Lyash: We actively engage with our customers in discussion on important issues such as reliability, power quality, safety, environmental protection, greenhouse gas reduction, prices, and economic development in the province. When I say ‘customers,’ I don’t just mean the people who receive an electricity bill at their house. I mean the business community, academic community, elected officials, policymakers, and thought leaders. Engaging them in meaningful dialog over a long period helps our company make informed decisions and builds public support around them.
EJ: What does effective engagement look like?

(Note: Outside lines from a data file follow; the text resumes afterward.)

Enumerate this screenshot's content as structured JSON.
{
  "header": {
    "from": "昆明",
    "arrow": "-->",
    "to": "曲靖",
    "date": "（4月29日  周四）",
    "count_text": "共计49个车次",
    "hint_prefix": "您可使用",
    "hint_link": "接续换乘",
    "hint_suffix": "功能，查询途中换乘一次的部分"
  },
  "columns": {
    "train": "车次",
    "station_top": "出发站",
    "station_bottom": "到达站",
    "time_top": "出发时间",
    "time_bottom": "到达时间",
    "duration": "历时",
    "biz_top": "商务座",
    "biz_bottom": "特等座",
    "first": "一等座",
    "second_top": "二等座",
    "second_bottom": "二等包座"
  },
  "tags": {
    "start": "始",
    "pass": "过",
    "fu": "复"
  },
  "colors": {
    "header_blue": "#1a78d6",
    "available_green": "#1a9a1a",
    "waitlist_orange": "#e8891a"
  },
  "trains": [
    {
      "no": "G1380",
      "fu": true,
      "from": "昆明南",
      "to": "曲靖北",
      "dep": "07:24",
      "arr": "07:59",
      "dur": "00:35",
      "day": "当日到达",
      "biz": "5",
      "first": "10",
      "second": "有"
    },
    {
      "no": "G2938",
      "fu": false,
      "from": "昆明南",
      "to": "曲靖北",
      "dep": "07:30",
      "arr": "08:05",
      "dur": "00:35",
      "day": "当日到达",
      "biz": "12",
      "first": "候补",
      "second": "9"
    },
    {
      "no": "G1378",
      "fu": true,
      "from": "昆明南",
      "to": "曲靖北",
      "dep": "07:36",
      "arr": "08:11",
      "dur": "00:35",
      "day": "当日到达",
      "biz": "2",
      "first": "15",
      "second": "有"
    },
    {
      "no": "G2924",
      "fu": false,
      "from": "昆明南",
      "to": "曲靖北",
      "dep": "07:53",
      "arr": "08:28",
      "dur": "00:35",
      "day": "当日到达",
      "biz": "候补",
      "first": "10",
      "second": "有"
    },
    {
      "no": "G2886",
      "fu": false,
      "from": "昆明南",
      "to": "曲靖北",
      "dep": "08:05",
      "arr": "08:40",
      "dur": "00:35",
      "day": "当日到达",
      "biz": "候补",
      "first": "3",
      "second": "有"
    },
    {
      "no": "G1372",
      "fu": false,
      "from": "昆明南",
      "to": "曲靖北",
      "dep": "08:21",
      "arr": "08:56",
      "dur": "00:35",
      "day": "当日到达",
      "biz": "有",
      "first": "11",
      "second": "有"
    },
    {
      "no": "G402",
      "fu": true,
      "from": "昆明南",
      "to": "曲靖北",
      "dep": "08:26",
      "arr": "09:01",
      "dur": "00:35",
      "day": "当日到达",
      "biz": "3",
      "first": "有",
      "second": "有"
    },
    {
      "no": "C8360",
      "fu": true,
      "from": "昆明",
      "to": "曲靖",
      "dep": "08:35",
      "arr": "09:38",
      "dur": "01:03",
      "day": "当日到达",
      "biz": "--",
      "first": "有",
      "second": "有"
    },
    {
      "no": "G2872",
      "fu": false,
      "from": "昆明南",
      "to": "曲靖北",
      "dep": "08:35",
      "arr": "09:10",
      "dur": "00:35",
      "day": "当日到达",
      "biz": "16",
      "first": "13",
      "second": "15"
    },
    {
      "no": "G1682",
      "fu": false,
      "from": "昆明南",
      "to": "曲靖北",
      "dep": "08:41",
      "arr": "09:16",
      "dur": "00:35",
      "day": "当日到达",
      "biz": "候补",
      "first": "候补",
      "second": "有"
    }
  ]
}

Lyash: Every company needs to tailor its own customer engagement approach, because each business is slightly different. We have programs to engage directly with the power industry, federal and provincial government, local boards of trade, chambers of commerce, and economic development organizations. These are aimed at aligning our agendas. We engage with academic institutions on workforce development issues.
We do outreach with indigenous communities because our generation facilities are in their traditional territories. As we seek to expand facilities or develop new ones, we hear and incorporate their views and their advice. As they build an understanding of our activities, we develop trust.
We’ve also been successful establishing hydroelectric development partnerships with indigenous communities by offering equity ownership and construction contracts for local businesses. For example, for our Peter Sutherland hydropower station, the Taykwa Tagamou First Nation owns 30% of the facility, and we placed $50 million worth of contracts with their businesses. Our two partners on a 50-megawatt solar facility under construction—Six Nations and the Mississaugas of the New Credit—have a 20% share in that facility.
We also bring in community members as apprentices. By the time the project concludes, they have a journeyman card and a marketable skill. The indigenous communities are partners for life on the facilities, and along the way they’ve helped us understand the site’s cultural significance, environment considerations, and community impacts.
Artwork by David Foster Graphics